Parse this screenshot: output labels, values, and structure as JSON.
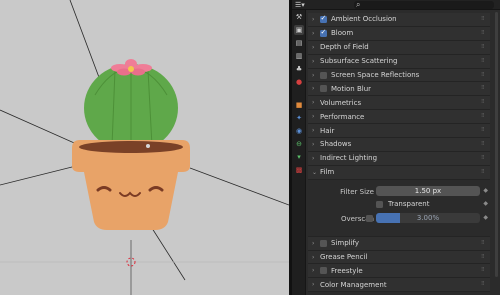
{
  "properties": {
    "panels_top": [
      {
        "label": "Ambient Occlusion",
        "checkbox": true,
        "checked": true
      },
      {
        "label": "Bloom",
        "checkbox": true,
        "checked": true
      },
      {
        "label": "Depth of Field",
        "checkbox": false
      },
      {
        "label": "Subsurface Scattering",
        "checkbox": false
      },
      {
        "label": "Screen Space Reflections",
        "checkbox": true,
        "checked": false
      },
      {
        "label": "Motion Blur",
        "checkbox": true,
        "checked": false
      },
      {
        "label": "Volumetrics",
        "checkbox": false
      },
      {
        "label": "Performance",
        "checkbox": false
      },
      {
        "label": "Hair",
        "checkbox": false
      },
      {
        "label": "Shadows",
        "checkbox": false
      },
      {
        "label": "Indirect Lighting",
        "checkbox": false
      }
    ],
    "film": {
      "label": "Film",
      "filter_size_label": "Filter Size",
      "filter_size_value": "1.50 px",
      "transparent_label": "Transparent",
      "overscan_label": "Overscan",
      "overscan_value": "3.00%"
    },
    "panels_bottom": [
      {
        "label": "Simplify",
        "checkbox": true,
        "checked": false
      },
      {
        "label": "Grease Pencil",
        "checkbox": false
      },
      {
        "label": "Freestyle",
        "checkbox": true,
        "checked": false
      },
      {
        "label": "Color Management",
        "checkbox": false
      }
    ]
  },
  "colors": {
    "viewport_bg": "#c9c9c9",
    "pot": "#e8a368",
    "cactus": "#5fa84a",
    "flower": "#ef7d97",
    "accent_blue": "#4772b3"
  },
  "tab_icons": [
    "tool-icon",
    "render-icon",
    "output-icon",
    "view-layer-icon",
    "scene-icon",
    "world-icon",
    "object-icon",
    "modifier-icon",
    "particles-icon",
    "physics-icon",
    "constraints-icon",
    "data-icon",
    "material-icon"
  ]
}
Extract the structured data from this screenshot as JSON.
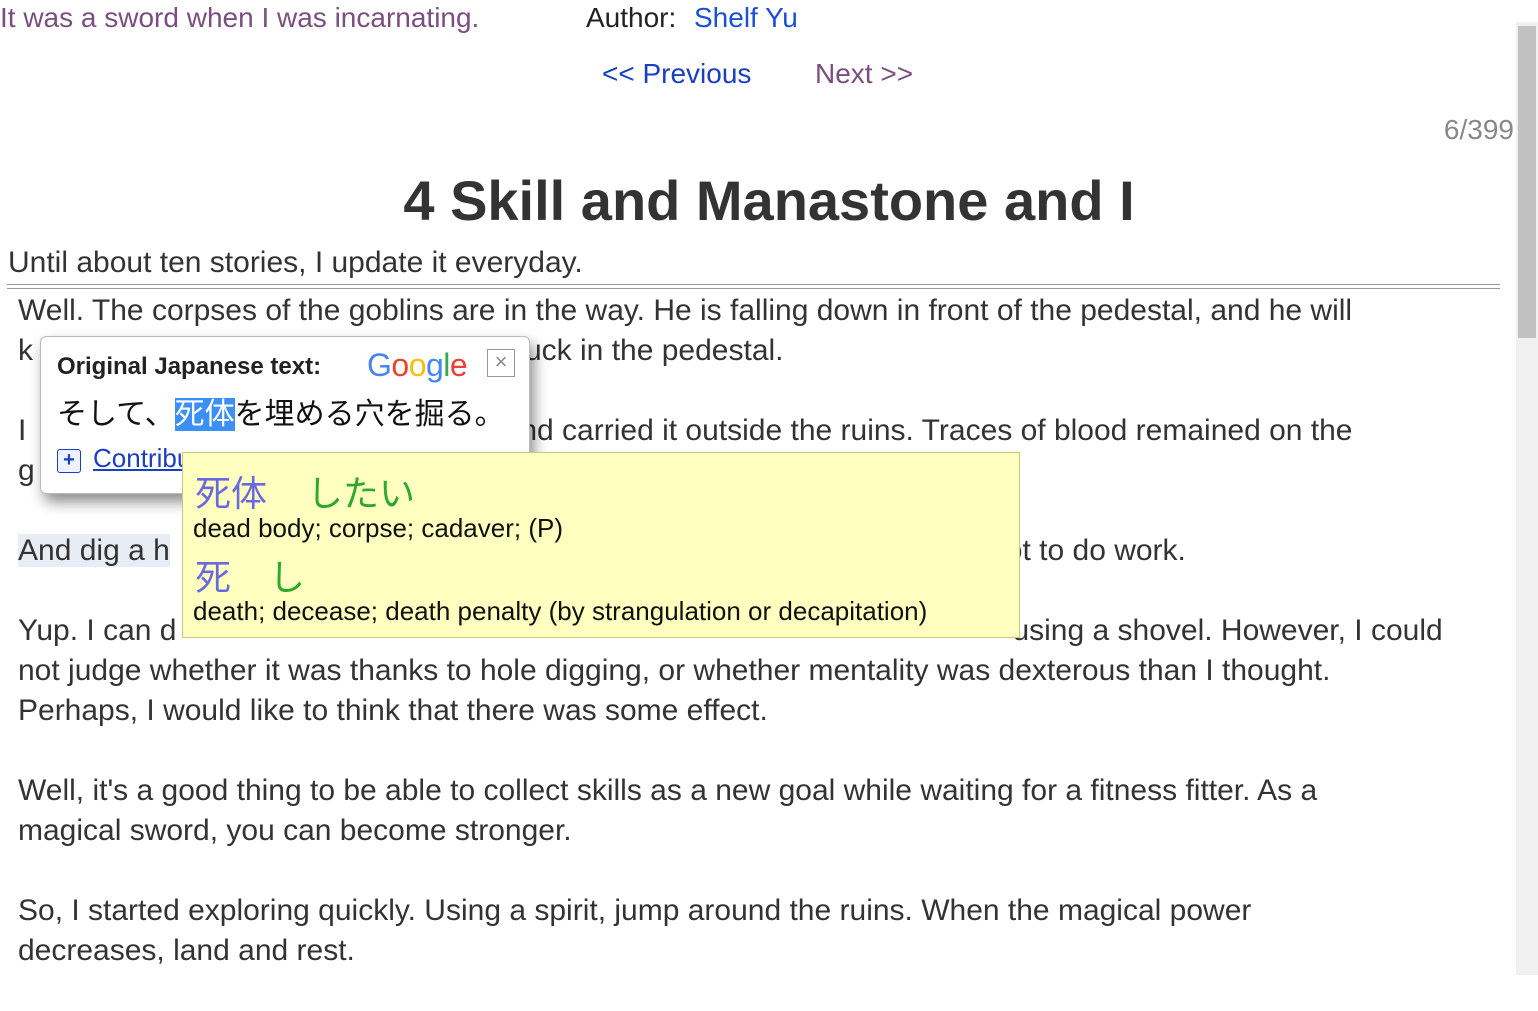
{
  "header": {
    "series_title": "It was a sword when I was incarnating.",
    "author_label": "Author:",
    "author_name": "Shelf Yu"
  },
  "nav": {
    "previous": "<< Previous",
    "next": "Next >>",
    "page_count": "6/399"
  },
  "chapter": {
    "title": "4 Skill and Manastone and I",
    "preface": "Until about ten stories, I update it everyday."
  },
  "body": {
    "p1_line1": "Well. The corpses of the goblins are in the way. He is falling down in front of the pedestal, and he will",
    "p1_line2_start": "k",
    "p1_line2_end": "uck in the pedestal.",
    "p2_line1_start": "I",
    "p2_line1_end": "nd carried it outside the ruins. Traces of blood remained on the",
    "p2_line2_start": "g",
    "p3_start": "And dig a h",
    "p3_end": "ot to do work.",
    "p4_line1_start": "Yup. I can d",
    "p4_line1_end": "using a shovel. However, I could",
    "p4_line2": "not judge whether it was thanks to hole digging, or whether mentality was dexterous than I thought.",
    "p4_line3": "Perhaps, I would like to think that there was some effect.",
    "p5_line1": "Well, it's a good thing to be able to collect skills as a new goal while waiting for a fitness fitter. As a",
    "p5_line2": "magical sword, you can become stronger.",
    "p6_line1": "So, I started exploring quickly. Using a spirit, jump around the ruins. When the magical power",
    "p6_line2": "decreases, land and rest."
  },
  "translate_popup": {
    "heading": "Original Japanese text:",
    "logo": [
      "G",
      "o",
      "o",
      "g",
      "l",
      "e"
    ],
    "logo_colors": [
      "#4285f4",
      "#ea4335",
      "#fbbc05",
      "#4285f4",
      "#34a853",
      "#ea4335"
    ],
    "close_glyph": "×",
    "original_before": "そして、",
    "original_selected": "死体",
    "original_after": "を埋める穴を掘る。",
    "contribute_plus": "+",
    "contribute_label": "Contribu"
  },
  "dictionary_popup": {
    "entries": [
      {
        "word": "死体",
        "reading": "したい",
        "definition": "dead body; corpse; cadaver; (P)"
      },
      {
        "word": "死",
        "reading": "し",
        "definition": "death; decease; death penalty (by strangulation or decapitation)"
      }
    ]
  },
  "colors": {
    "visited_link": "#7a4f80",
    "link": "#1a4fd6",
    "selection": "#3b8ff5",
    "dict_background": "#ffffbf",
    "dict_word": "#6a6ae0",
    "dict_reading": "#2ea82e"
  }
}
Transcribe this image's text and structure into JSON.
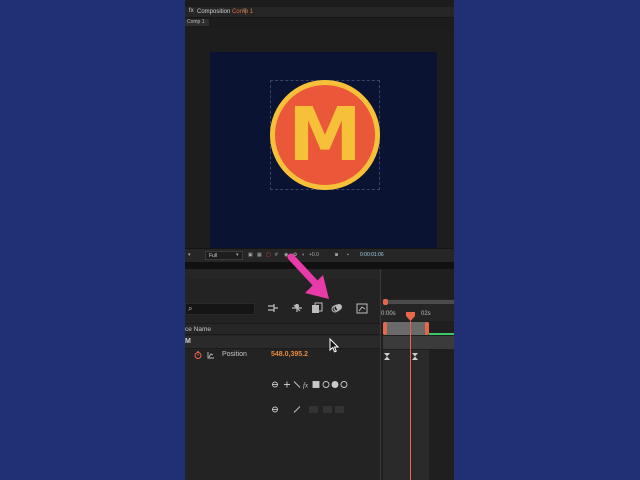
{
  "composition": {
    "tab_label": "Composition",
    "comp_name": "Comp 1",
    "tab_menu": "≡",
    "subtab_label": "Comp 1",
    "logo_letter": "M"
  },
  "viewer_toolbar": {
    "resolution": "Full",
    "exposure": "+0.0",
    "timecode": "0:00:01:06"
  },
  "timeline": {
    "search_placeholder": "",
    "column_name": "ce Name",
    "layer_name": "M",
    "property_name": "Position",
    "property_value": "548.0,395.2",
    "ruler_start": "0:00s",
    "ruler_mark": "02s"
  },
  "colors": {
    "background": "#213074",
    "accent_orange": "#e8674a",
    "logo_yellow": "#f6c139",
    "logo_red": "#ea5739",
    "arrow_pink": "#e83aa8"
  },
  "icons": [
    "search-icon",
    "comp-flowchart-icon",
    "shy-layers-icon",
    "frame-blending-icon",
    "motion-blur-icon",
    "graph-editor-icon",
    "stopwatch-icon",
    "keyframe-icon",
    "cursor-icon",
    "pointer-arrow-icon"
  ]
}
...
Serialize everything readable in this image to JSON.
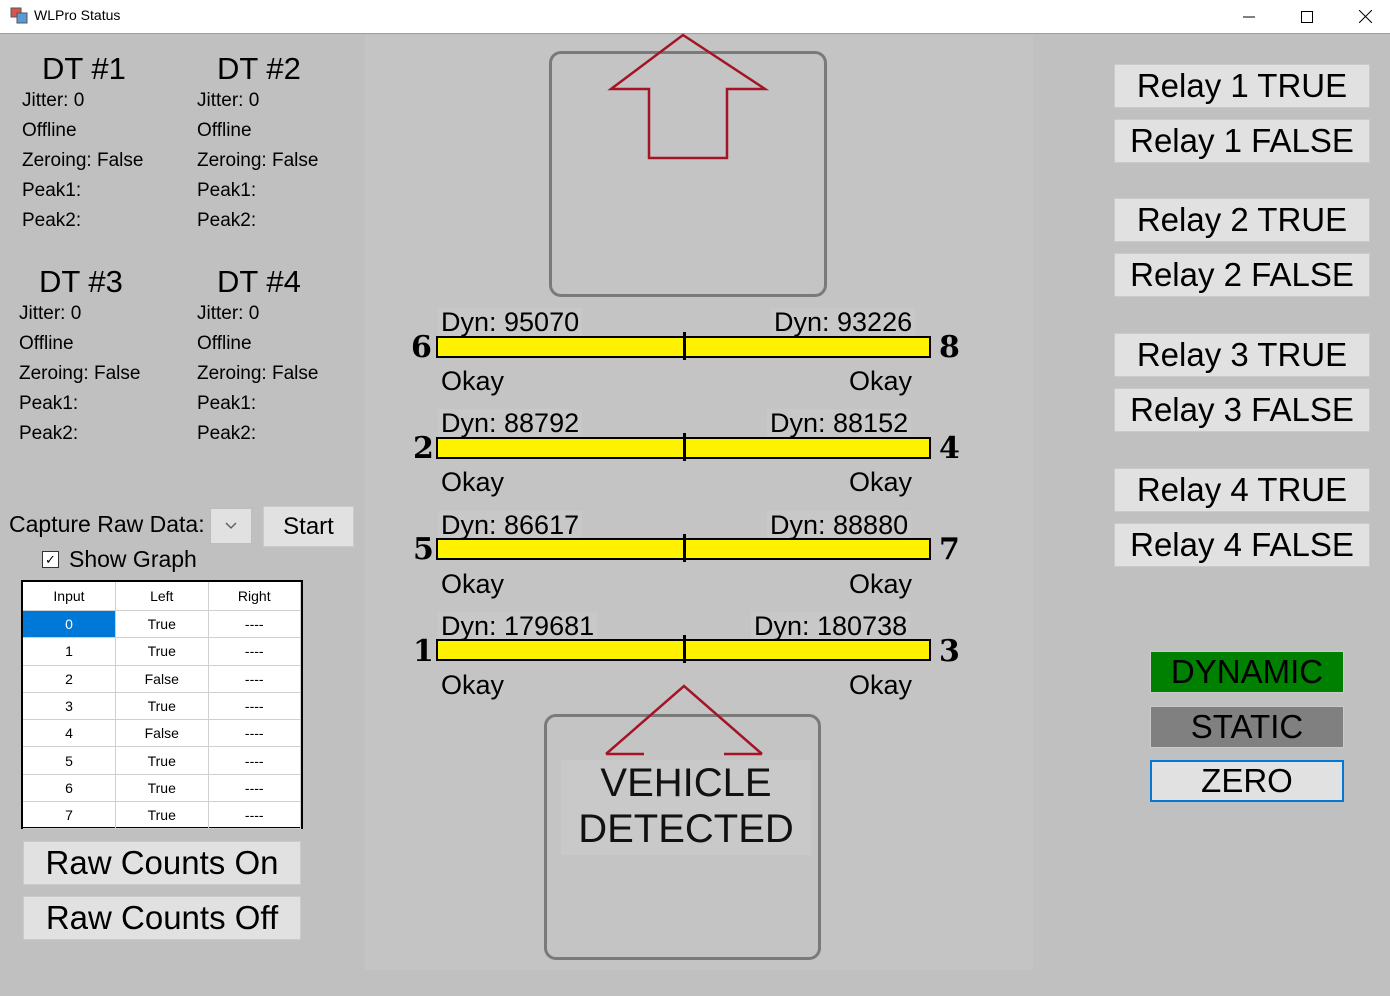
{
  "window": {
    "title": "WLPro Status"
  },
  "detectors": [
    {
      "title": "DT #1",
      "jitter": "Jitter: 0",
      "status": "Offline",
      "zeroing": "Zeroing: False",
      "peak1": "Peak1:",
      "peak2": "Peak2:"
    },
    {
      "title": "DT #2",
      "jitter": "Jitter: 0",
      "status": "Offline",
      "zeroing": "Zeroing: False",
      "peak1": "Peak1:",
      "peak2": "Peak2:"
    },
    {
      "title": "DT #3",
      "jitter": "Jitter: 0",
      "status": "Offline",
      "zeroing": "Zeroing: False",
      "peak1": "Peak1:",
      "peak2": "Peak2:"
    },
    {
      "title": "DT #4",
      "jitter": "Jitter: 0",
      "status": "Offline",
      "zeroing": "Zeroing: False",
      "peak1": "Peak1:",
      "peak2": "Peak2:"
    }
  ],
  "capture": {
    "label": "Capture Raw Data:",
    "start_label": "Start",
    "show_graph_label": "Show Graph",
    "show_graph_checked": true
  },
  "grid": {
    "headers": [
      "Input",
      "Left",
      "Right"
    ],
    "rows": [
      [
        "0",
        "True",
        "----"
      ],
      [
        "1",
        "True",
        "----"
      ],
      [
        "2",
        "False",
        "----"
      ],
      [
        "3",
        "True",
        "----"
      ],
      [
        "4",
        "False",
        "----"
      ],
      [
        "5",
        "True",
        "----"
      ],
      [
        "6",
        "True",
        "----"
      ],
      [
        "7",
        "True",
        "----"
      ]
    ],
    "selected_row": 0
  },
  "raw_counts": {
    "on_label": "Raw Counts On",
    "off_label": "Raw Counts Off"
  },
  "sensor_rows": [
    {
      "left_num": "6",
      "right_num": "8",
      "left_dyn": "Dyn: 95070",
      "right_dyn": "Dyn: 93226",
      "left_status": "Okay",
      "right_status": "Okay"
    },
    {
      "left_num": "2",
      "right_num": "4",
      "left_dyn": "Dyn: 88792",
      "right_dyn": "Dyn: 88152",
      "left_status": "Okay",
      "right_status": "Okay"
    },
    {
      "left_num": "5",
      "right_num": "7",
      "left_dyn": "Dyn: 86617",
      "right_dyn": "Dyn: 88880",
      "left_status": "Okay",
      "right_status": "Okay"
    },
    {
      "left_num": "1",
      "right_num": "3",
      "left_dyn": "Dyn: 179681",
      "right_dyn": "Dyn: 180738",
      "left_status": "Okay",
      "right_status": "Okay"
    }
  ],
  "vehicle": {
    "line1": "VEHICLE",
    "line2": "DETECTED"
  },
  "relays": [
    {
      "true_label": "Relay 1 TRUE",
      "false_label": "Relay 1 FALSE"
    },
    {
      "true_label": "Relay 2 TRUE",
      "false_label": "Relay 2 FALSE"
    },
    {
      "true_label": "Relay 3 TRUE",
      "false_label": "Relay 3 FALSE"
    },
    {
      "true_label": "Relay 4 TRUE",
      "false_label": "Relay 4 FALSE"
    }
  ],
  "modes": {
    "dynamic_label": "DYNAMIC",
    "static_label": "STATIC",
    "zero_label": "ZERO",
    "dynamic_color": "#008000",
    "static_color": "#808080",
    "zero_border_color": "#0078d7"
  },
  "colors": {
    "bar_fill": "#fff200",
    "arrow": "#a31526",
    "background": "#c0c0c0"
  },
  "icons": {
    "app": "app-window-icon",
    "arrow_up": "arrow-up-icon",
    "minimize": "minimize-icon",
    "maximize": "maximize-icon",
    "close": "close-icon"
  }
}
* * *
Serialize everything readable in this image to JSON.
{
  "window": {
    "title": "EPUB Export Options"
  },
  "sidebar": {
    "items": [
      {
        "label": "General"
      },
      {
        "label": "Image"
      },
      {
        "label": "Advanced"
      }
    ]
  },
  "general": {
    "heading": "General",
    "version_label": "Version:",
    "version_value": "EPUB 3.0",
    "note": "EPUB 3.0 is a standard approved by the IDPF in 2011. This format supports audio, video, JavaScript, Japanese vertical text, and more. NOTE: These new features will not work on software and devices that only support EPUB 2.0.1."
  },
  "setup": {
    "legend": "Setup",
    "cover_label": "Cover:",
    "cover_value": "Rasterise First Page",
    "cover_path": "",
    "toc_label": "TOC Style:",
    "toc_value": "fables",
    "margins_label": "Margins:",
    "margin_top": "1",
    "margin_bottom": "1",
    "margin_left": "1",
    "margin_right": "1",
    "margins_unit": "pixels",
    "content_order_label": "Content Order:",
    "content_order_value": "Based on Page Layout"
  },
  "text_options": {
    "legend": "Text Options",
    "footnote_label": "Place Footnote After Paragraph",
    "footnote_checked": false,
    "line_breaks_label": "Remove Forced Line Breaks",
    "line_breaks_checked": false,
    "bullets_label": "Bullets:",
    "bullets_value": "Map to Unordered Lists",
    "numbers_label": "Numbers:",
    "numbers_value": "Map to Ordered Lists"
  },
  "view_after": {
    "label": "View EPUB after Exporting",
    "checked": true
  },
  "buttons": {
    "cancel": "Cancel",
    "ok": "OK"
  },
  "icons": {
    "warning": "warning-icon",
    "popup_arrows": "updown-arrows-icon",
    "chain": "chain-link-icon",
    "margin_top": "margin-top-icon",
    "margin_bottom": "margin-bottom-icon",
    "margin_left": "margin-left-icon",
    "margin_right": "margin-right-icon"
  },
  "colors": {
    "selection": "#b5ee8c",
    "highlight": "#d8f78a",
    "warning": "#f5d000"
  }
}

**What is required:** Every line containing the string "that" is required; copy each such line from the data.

**Reply to the task:**
    "p4_line3": "Perhaps, I would like to think that there was some effect.",
    "note": "EPUB 3.0 is a standard approved by the IDPF in 2011. This format supports audio, video, JavaScript, Japanese vertical text, and more. NOTE: These new features will not work on software and devices that only support EPUB 2.0.1."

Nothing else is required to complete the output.